TASK ITEM:
Repeat the following entries exactly, excluding pictures.

DATA TO EXAMINE:
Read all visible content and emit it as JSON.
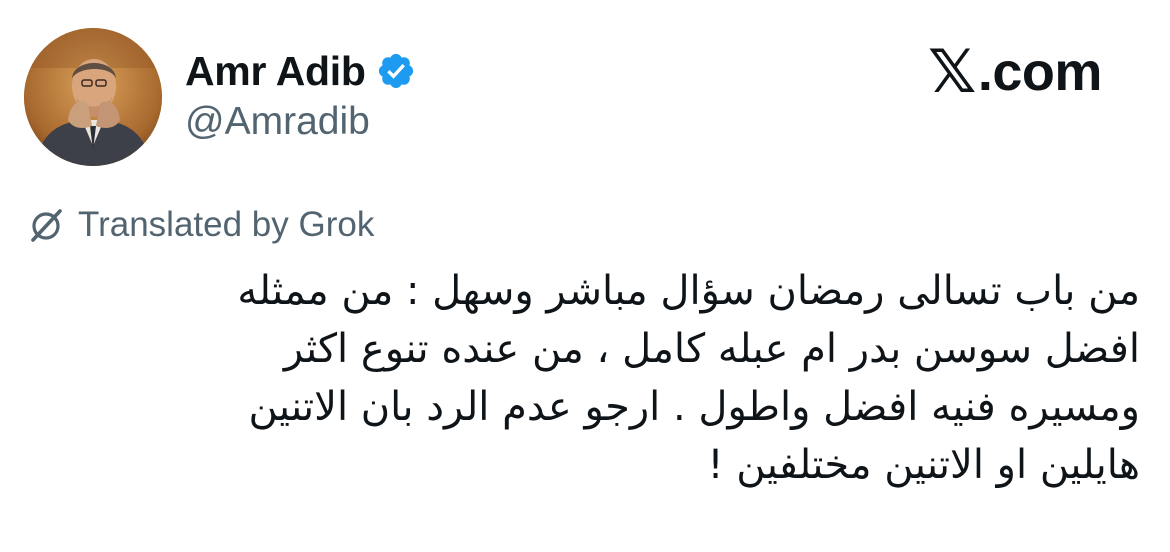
{
  "author": {
    "display_name": "Amr Adib",
    "handle": "@Amradib",
    "verified": true,
    "verified_color": "#1d9bf0"
  },
  "brand": {
    "x_mark": "𝕏",
    "label": ".com"
  },
  "translation": {
    "icon": "grok-icon",
    "label": "Translated by Grok"
  },
  "tweet": {
    "lines": [
      "من باب تسالى رمضان سؤال مباشر وسهل : من ممثله",
      "افضل سوسن بدر ام عبله كامل ، من عنده تنوع اكثر",
      "ومسيره فنيه افضل واطول . ارجو عدم الرد بان الاتنين",
      "هايلين او الاتنين مختلفين !"
    ]
  }
}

WRITTEN ANSWER:
Read all visible content and emit it as JSON.
{
  "author": {
    "display_name": "Amr Adib",
    "handle": "@Amradib",
    "verified": true,
    "verified_color": "#1d9bf0"
  },
  "brand": {
    "x_mark": "𝕏",
    "label": ".com"
  },
  "translation": {
    "icon": "grok-icon",
    "label": "Translated by Grok"
  },
  "tweet": {
    "lines": [
      "من باب تسالى رمضان سؤال مباشر وسهل : من ممثله",
      "افضل سوسن بدر ام عبله كامل ، من عنده تنوع اكثر",
      "ومسيره فنيه افضل واطول . ارجو عدم الرد بان الاتنين",
      "هايلين او الاتنين مختلفين !"
    ]
  }
}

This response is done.